Mid-Minnesota Legal Assistance and the Minnesota Attorney General's Office have filed lawsuits against Messerli & Kramer, a Twin Cities law firm, accusing it of using unlawful and bad faith tactics to collect debts from Minnesota consumers.

"This firm specializes in obtaining default judgments, often against the poor, sick, and disabled," said Tim Thompson, Litigation Director at Mid-Minnesota Legal Assistance. "That's not illegal. But what is illegal is adding to the misery by piling their own attorney fees on to these judgments without following Minnesota law. They even bill for time they haven't spent on the case."

"It is wrong for collection attorneys to use their knowledge of the system to make unlawful gains," said Attorney General Mike Hatch. "Garnishing wages such as Social Security, veterans' benefits, or other exempted incomes, when the law states otherwise, is inappropriate and in bad faith."

Unearned Attorneys' Fees

Both lawsuits allege that M&K improperly adds unearned, or "future," attorneys' fees to the debts owed by consumers when M&K obtains default judgments, adding hundreds or thousands of dollars to the amount of the bill.

They also claim that M&K files boilerplate affidavits in Minnesota district courts seeking attorneys' fees for work that has not yet been performed. M&K's boilerplate affidavits request 15% of the principal balance (up to $3,000), which includes attorneys' fees that it estimates it will incur in the future.

According to the lawsuits, M&K's practices violate Minnesota law, which outlines the requirements to obtain an award of attorneys' fees in connection with a default judgment. Minnesota statutes do not include awards for unearned or "future" work.

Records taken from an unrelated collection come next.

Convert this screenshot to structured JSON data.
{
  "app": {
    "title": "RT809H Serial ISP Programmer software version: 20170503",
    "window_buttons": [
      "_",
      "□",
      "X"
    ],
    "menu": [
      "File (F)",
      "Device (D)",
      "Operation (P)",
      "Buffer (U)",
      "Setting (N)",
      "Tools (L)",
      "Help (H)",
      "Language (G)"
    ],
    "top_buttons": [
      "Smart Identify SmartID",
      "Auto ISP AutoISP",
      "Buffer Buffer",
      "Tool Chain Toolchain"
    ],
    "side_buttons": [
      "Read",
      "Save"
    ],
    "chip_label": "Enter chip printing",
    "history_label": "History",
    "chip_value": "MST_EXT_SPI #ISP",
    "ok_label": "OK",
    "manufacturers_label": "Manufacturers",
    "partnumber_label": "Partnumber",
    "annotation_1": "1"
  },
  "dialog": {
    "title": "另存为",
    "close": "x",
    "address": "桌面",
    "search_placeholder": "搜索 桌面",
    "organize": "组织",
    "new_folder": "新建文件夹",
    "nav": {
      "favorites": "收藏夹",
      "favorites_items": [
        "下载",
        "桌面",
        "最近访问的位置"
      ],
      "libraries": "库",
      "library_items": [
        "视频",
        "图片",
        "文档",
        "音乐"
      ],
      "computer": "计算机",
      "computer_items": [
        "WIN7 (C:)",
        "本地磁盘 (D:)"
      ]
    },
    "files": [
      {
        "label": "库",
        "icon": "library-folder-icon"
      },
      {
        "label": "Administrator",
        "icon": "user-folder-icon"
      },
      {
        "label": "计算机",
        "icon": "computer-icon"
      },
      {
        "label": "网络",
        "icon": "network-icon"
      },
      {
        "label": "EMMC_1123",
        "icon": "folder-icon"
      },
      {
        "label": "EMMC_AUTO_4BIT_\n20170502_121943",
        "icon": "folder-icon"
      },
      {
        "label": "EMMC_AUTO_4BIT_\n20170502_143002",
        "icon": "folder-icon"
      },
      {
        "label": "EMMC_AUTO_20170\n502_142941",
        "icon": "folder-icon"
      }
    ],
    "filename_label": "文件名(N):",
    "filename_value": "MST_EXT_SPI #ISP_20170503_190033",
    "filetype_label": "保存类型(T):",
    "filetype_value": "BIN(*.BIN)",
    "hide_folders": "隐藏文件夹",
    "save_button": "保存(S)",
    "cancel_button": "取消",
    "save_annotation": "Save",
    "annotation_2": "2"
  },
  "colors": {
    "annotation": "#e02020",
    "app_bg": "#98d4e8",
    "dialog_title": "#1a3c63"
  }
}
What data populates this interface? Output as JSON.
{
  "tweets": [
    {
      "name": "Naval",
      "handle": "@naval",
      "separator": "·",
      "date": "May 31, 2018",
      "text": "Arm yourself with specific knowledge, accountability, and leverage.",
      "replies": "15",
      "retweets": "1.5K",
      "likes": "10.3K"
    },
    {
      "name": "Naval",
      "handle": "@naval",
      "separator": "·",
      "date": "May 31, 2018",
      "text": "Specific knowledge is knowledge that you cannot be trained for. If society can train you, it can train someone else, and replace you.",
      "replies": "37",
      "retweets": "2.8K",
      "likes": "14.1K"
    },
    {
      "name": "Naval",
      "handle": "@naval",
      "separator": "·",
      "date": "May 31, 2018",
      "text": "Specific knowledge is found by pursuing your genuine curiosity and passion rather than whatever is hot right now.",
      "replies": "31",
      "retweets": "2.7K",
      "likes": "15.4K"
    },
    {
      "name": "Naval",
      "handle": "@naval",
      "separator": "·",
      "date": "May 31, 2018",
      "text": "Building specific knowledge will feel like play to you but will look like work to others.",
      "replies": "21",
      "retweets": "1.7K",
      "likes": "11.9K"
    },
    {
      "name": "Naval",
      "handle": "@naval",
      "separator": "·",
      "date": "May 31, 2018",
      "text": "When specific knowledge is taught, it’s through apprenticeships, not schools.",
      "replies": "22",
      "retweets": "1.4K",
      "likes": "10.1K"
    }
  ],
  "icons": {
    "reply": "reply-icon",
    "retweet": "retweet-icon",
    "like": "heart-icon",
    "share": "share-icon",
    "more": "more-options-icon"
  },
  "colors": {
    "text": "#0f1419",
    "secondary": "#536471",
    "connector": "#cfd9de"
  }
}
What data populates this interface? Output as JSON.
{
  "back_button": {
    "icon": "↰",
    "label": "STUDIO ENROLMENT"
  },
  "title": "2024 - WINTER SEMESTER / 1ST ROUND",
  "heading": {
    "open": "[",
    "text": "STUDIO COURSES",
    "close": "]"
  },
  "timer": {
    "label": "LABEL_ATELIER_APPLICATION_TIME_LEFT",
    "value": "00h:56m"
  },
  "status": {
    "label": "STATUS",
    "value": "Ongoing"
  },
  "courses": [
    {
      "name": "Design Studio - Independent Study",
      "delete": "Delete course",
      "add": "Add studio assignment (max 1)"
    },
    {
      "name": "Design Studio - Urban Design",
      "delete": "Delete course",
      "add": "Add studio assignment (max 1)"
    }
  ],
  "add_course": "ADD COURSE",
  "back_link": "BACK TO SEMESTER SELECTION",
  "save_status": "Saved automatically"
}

Garnishments Against the Economically Vulnerable

The Attorney General's lawsuit also alleges that M&K's collection attorneys have garnished in bad faith accounts of vulnerable consumers who live on limited or fixed incomes.

Under Minnesota law, creditors can collect debts by garnishing debtors' bank accounts. Minnesota law, however, provides that certain earnings are exempt from garnishment, including income from Social Security, veterans' benefits, disability, or other protected sources.

M&K's collection attorneys attach bank accounts, garnishing exempted funds, thereby shifting the burden to the consumer to file a notice of exemption claiming that the funds are exempt from garnishment.

The Attorney General's lawsuit alleges that M&K used the garnishment process in bad faith. Among other things, instead of releasing levies where appropriate, the lawsuit alleges that M&K's collection attorneys objected to consumers' exemption claims, often without a good faith basis for doing so, thereby forcing consumers to file court documents to prove that the funds are exempt.

The lawsuit alleges that, in some cases where consumers requested a hearing to determine the validity of an exemption, M&K's attorneys either failed to show up, conceded the case at the hearing, or a court found that the funds were, in fact, exempt from garnishment.

Consumers in such cases lost access to their money for weeks because their accounts were frozen by M&K's initial levy. The Attorney General's lawsuit alleges that, in some instances, M&K garnished consumers' income even after the consumer had shown a valid exemption from garnishment.

This is not the first time M&K's collection attorneys have been involved in disputes over aggressive debt collection tactics. For instance, a collections case filed in Anoka County District Court by M&K was dismissed when the judge found that the default judgment was "entered in error and as a result of the false statements contained in the affidavit of plaintiff's attorney (M&K)."

Last month, the Minnesota Court of Appeals noted the "gravity" of actions by an M&K collection attorney who falsely told the court that a Minnesota consumer had never denied that he owed a debt to the credit card company represented by M&K.